Aligning marketing activity with business strategy
This post was originally written on my old blog, and has been recently updated for 2018. Whilst it may be a couple of years old; content like this is truly evergreen and the debate about marketing’s alignment in a business never goes out of fashion!
How many of us have worked in organisations where the activity of the marketing department is more tactical than strategic, and where marketing activity is not fully aligned with the corporate strategy?
If you’ve experienced this, it can be because of many reasons – and many out of one’s control. Some of the reasons I’ve encountered are:
- lack of understanding about what marketing actually is; (read about common marketing misconceptions)
- lack of marketing presence at board level, and;
- corporate strategy is not communicated properly (or sometimes, it simply doesn’t exist!)
For me, marketing should be woven into the very fabric of a business; with senior representation on the board and cross-functional involvement in product development, operations, customer service, sales, and brand development. The difficulty is; how do marketers strengthen these ties across departments to achieve wider strategic goals?
Marketers may have gotten into the bad habit of not integrating with other functions; perhaps as an attempt to distinguish our work as ‘creative’ or ‘unique’. But this approach often backfires and creates a wedge between marketing and other departments. Marketing should really be an integral part of a close cross-functional team – not a separate ‘silo’.
Business strategy should be all about shared goals and shared values. As marketers, aligning marketing and business strategy should be our number one priority. Read any text book on marketing, and it is, by definition – strategic. Marketing should therefore be integral to any strategic planning initiatives that take place, to ensure it’s working across the company to shape (and even lead) strategic direction and be in sync with other departments.
If we continue to operate separately, this will create friction and re-enforce the common misconception that marketers lack credibility when it comes to generating quantifiable business/financial growth – ever heard the term ‘fluffy’ and marketing used in the same sentence?!
So how can we ensure that marketing is aligned with the business’ objectives?
1) Flex your internal comms pecs!
To start off, you’ll need to be practising your internal communications skills, including persuasion and negotiation. Get on board with other departments and collaborate with them to develop a shared understanding of each other’s goals, targets, motivations, and passions.
If you’re a marketing manager, you’ll need to develop a high profile within the organisation. Get involved in corporate initiatives. Be seen. Be credible. Show an interest in ‘non-marketing’ activities to understand what other teams do.
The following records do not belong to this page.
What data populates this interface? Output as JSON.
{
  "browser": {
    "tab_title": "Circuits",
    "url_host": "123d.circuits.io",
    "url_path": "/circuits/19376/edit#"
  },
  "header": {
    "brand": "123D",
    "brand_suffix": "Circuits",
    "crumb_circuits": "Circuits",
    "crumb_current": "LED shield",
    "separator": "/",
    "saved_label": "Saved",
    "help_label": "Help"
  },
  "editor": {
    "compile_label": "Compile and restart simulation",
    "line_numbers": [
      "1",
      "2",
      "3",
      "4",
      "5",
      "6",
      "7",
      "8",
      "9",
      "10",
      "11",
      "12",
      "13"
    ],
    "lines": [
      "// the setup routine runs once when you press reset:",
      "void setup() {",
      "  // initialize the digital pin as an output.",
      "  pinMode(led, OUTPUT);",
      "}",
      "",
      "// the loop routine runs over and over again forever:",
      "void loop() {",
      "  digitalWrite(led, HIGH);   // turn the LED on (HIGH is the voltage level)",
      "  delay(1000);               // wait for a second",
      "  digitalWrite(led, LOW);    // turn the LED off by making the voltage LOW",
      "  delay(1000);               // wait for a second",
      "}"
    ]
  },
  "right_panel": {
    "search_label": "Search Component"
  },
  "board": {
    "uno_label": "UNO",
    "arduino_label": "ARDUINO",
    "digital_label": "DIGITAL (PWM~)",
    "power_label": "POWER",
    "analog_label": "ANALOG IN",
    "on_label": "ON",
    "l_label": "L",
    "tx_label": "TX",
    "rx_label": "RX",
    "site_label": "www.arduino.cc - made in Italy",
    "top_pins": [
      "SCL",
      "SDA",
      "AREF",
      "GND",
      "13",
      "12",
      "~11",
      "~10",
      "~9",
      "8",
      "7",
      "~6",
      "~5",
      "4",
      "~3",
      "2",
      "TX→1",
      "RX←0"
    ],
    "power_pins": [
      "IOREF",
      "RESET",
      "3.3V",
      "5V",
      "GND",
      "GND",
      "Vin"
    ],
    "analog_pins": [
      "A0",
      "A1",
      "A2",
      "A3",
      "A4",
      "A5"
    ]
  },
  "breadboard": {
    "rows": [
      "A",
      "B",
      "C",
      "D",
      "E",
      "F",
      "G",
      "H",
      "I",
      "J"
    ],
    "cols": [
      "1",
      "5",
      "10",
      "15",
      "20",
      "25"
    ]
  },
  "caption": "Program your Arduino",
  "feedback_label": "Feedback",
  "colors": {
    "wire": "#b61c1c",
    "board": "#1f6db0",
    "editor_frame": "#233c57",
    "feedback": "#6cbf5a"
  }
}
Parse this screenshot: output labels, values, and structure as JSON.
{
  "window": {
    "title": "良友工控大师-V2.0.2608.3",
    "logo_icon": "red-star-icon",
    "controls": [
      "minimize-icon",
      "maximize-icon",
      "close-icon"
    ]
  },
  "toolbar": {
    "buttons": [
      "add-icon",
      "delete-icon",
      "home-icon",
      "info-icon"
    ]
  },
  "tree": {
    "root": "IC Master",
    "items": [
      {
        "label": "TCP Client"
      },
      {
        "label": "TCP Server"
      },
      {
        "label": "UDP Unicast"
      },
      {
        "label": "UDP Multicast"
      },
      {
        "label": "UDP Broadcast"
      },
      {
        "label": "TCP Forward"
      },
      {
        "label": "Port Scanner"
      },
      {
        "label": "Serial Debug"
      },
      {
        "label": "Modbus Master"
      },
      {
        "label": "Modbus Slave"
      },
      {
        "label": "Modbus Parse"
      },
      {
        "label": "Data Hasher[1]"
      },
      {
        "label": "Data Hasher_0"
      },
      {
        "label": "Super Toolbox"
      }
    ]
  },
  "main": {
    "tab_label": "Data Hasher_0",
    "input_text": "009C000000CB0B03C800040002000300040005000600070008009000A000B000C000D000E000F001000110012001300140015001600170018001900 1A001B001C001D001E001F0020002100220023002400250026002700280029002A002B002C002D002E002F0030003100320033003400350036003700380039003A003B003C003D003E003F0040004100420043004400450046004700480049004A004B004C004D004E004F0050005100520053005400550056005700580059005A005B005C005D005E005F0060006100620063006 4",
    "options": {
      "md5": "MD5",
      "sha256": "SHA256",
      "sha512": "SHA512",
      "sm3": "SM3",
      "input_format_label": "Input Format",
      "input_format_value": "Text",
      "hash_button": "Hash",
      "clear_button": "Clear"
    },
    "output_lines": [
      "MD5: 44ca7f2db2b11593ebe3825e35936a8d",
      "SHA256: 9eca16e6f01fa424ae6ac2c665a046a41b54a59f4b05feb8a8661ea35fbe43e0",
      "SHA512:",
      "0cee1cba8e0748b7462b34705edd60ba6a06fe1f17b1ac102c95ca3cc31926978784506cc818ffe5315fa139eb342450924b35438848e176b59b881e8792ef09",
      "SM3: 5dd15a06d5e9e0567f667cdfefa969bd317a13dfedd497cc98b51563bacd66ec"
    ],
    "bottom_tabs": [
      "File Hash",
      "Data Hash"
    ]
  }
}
Communicate regularly with the team. This can include regular e-newsletters, printed newsletters, campaign updates, breakfast briefings and Q&A sessions – all of which will help to boost the brand message and the profile of marketing in the organisation. This way, everyone will be singing from the same hymn sheet!
2) Sales and Marketing Harmony (Don’t let the tail wag the dog!)
An essential part of being more strategic is getting close to the sales team. Understand their goals and targets. What does success look like for them? How can we achieve it together?
The problem that often happens, and I have experienced this so many times, is that sales and marketing’s objectives and expectations are completely misaligned. I may be generalising a little here – but Sales teams are KPI and target driven (short-term focused), and Marketing teams are focused on long-term brand awareness. Many a time, a sales team has only engaged with me at the implementation phase (“What, we’re starting a new campaign? There’s a new product launch?!” marketing cries) – without any research, planning or strategic input from marketing. If marketing is included earlier in the strategic process, better results will be achieved.
Presentations and feedback sessions help, along with regular meetings with the sales team and other departments. Attend commercial meetings and plan marketing activity around the commercial goals of the business. Understand sales cycles and distribution channels. This way, better ROI can be achieved all round, short-term targets can be better met, and will be enhanced by marketing communications such as PR and brand awareness that raises the profile of the business in the long-term.
Finally, Use a great CRM system, such as Hubspot, which enables you to improve sales and marketing alignment, for better, more effective campaigns, lead generation, business development and customer service.
3) Get close to the Finance team
Generate a good relationship with the FD to understand financial targets, profitability, forecasts and budgets. This will enhance your understanding of the organisation’s strategic and financial goals.
4) Create better reporting
Measure and analyse marketing results and present these to the wider team. Encourage feedback and discussion. Be more transparent about objectives and KPIs to gain the support of other departments.
5) Don’t use too much jargon!
It’s vital that you learn to speak the same language as other departments. Marketers are often energetic creatures and over-enthusiastic when it comes to using marketing terminology. This can alienate colleagues and create tension…..so please marketers, do yourselves a favour – and keep it simple.